TASK BRIEF:
The output is to match the entries below character for character.

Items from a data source
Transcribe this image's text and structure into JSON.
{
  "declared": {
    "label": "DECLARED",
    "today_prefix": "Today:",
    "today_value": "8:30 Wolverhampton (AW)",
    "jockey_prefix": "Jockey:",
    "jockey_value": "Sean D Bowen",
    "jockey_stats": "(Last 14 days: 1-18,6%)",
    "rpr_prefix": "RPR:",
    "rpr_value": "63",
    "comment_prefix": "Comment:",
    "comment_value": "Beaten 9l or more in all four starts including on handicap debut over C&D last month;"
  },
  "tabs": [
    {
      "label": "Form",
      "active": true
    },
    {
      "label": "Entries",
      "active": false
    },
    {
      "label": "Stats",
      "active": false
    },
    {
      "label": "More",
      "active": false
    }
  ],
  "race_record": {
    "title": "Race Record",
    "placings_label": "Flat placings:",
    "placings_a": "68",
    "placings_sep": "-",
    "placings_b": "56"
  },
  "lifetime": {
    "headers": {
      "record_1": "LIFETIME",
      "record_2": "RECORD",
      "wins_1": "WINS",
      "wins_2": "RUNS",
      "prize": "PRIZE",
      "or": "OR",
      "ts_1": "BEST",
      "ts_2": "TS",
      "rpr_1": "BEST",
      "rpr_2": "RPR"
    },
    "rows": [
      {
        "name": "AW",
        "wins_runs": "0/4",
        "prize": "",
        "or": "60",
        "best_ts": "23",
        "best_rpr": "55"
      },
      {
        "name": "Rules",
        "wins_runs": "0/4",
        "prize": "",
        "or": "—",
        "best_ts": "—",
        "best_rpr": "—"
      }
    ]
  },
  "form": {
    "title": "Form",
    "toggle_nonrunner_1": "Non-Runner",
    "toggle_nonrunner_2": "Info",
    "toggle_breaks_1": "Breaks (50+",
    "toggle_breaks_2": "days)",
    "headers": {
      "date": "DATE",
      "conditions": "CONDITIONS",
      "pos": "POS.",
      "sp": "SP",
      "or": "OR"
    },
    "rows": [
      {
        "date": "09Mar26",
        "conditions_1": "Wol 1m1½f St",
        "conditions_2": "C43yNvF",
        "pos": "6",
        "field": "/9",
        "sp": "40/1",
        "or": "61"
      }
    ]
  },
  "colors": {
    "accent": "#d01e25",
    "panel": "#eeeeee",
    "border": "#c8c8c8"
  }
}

RESULT BELOW:
Transcribe this image's text and structure into JSON.
{
  "declared": {
    "label": "DECLARED",
    "today_prefix": "Today:",
    "today_value": "8:30 Wolverhampton (AW)",
    "jockey_prefix": "Jockey:",
    "jockey_value": "Sean D Bowen",
    "jockey_stats": "(Last 14 days: 1-18,6%)",
    "rpr_prefix": "RPR:",
    "rpr_value": "63",
    "comment_prefix": "Comment:",
    "comment_value": "Beaten 9l or more in all four starts including on handicap debut over C&D last month;"
  },
  "tabs": [
    {
      "label": "Form",
      "active": true
    },
    {
      "label": "Entries",
      "active": false
    },
    {
      "label": "Stats",
      "active": false
    },
    {
      "label": "More",
      "active": false
    }
  ],
  "race_record": {
    "title": "Race Record",
    "placings_label": "Flat placings:",
    "placings_a": "68",
    "placings_sep": "-",
    "placings_b": "56"
  },
  "lifetime": {
    "headers": {
      "record_1": "LIFETIME",
      "record_2": "RECORD",
      "wins_1": "WINS",
      "wins_2": "RUNS",
      "prize": "PRIZE",
      "or": "OR",
      "ts_1": "BEST",
      "ts_2": "TS",
      "rpr_1": "BEST",
      "rpr_2": "RPR"
    },
    "rows": [
      {
        "name": "AW",
        "wins_runs": "0/4",
        "prize": "",
        "or": "60",
        "best_ts": "23",
        "best_rpr": "55"
      },
      {
        "name": "Rules",
        "wins_runs": "0/4",
        "prize": "",
        "or": "—",
        "best_ts": "—",
        "best_rpr": "—"
      }
    ]
  },
  "form": {
    "title": "Form",
    "toggle_nonrunner_1": "Non-Runner",
    "toggle_nonrunner_2": "Info",
    "toggle_breaks_1": "Breaks (50+",
    "toggle_breaks_2": "days)",
    "headers": {
      "date": "DATE",
      "conditions": "CONDITIONS",
      "pos": "POS.",
      "sp": "SP",
      "or": "OR"
    },
    "rows": [
      {
        "date": "09Mar26",
        "conditions_1": "Wol 1m1½f St",
        "conditions_2": "C43yNvF",
        "pos": "6",
        "field": "/9",
        "sp": "40/1",
        "or": "61"
      }
    ]
  },
  "colors": {
    "accent": "#d01e25",
    "panel": "#eeeeee",
    "border": "#c8c8c8"
  }
}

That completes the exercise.